## Task requirements
The records below hold pictures; please leave those out and retype the rest exactly.

## Task input
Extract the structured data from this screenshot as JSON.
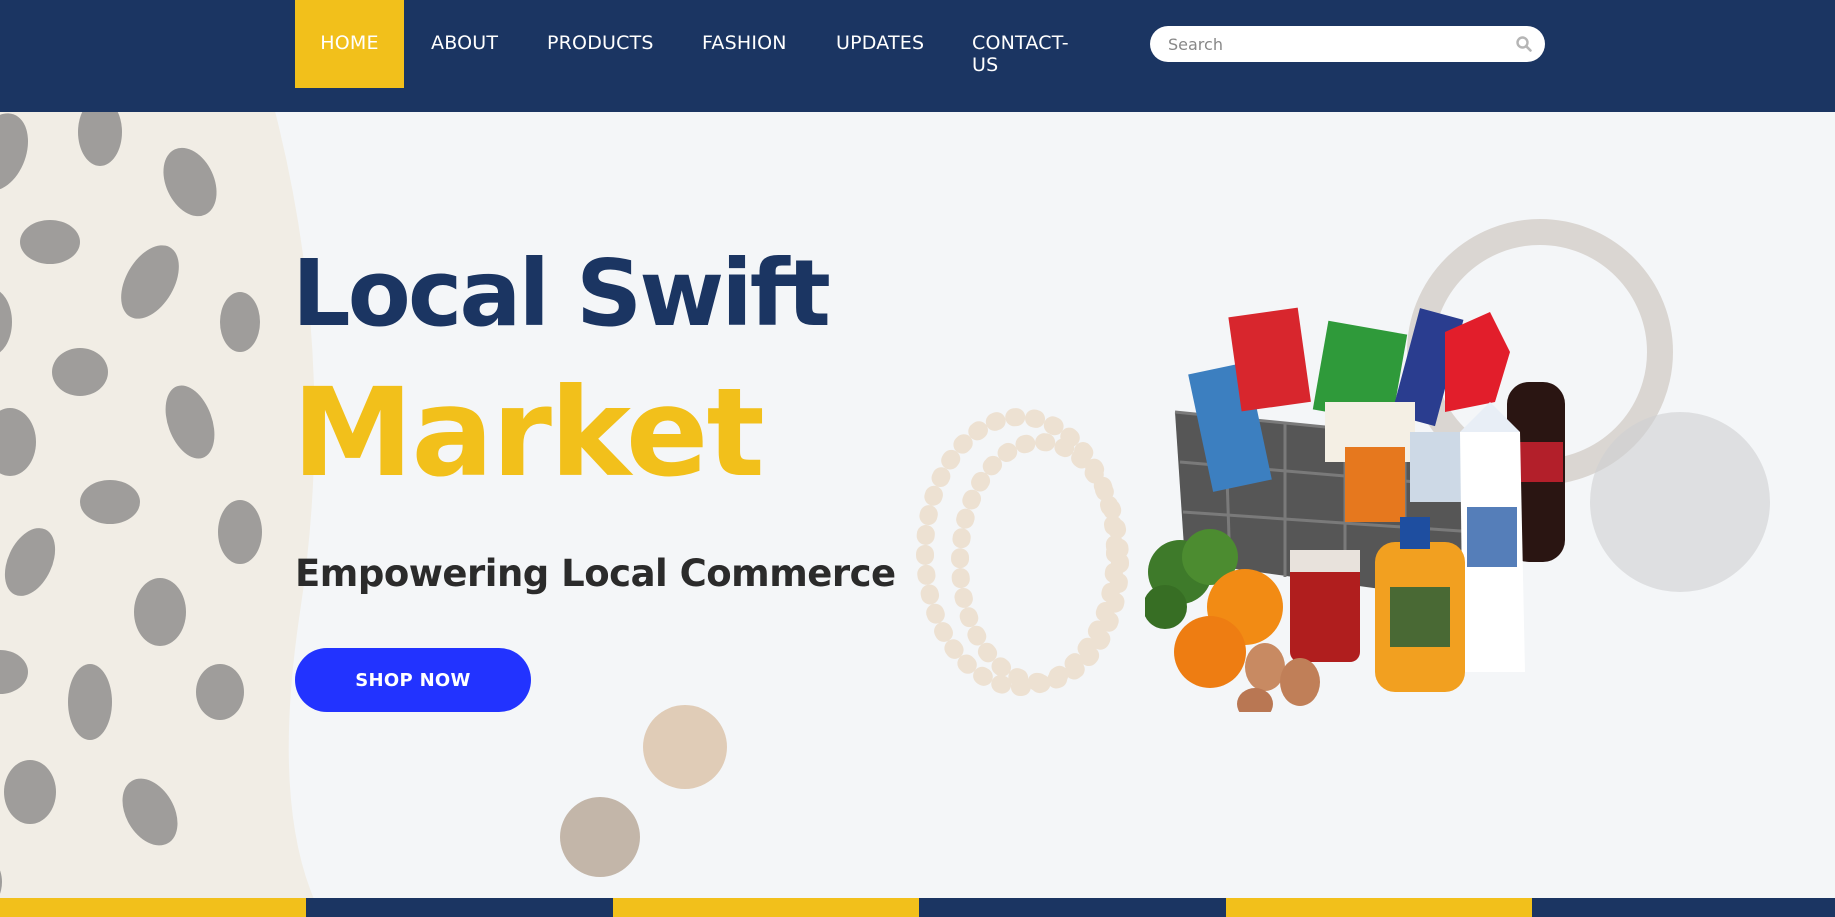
{
  "nav": {
    "items": [
      {
        "label": "HOME",
        "active": true
      },
      {
        "label": "ABOUT",
        "active": false
      },
      {
        "label": "PRODUCTS",
        "active": false
      },
      {
        "label": "FASHION",
        "active": false
      },
      {
        "label": "UPDATES",
        "active": false
      },
      {
        "label": "CONTACT-US",
        "label_line1": "CONTACT-",
        "label_line2": "US",
        "active": false
      }
    ],
    "search": {
      "placeholder": "Search",
      "value": "",
      "icon": "search-icon"
    }
  },
  "hero": {
    "title_line1": "Local Swift",
    "title_line2": "Market",
    "subtitle": "Empowering Local Commerce",
    "cta_label": "SHOP NOW",
    "image": "grocery-basket"
  },
  "colors": {
    "navy": "#1b3562",
    "yellow": "#f2c01b",
    "button_blue": "#2233ff",
    "subtitle": "#2b2b2b"
  },
  "footer_stripes": [
    "#f2c01b",
    "#1b3562",
    "#f2c01b",
    "#1b3562",
    "#f2c01b",
    "#1b3562"
  ]
}
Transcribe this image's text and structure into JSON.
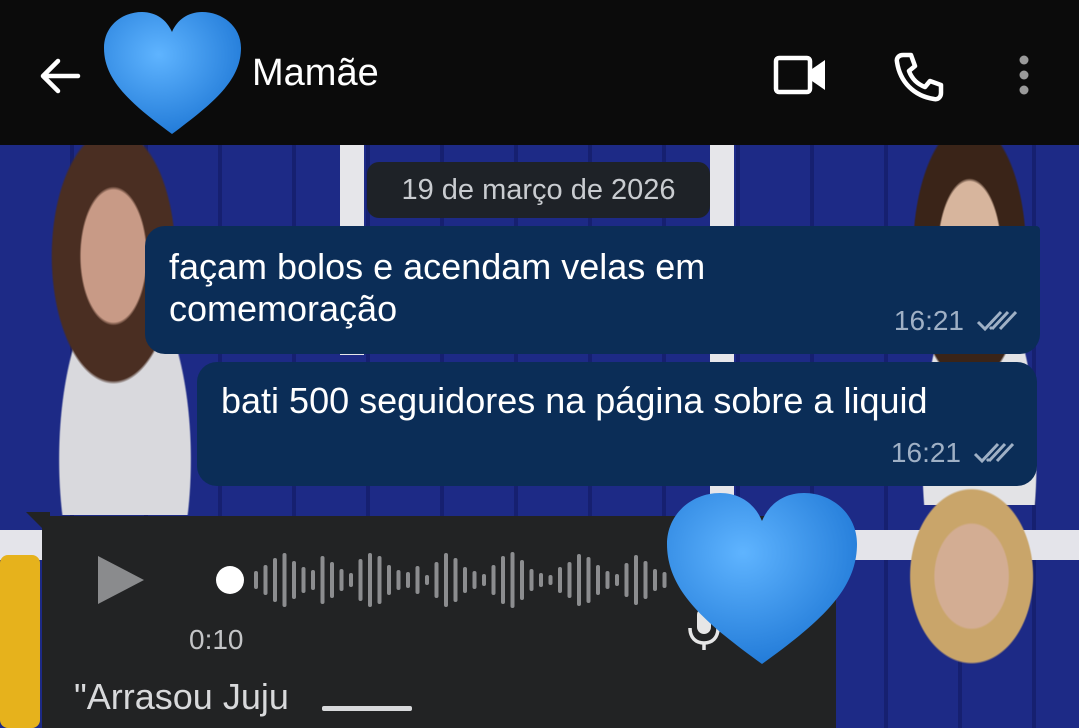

## Expected answer
Extract the structured data from this screenshot as JSON.
{
  "nav": {
    "items": [
      {
        "label": "HOME",
        "active": true
      },
      {
        "label": "ABOUT",
        "active": false
      },
      {
        "label": "PRODUCTS",
        "active": false
      },
      {
        "label": "FASHION",
        "active": false
      },
      {
        "label": "UPDATES",
        "active": false
      },
      {
        "label": "CONTACT-US",
        "label_line1": "CONTACT-",
        "label_line2": "US",
        "active": false
      }
    ],
    "search": {
      "placeholder": "Search",
      "value": "",
      "icon": "search-icon"
    }
  },
  "hero": {
    "title_line1": "Local Swift",
    "title_line2": "Market",
    "subtitle": "Empowering Local Commerce",
    "cta_label": "SHOP NOW",
    "image": "grocery-basket"
  },
  "colors": {
    "navy": "#1b3562",
    "yellow": "#f2c01b",
    "button_blue": "#2233ff",
    "subtitle": "#2b2b2b"
  },
  "footer_stripes": [
    "#f2c01b",
    "#1b3562",
    "#f2c01b",
    "#1b3562",
    "#f2c01b",
    "#1b3562"
  ]
}
Transcribe this image's text and structure into JSON.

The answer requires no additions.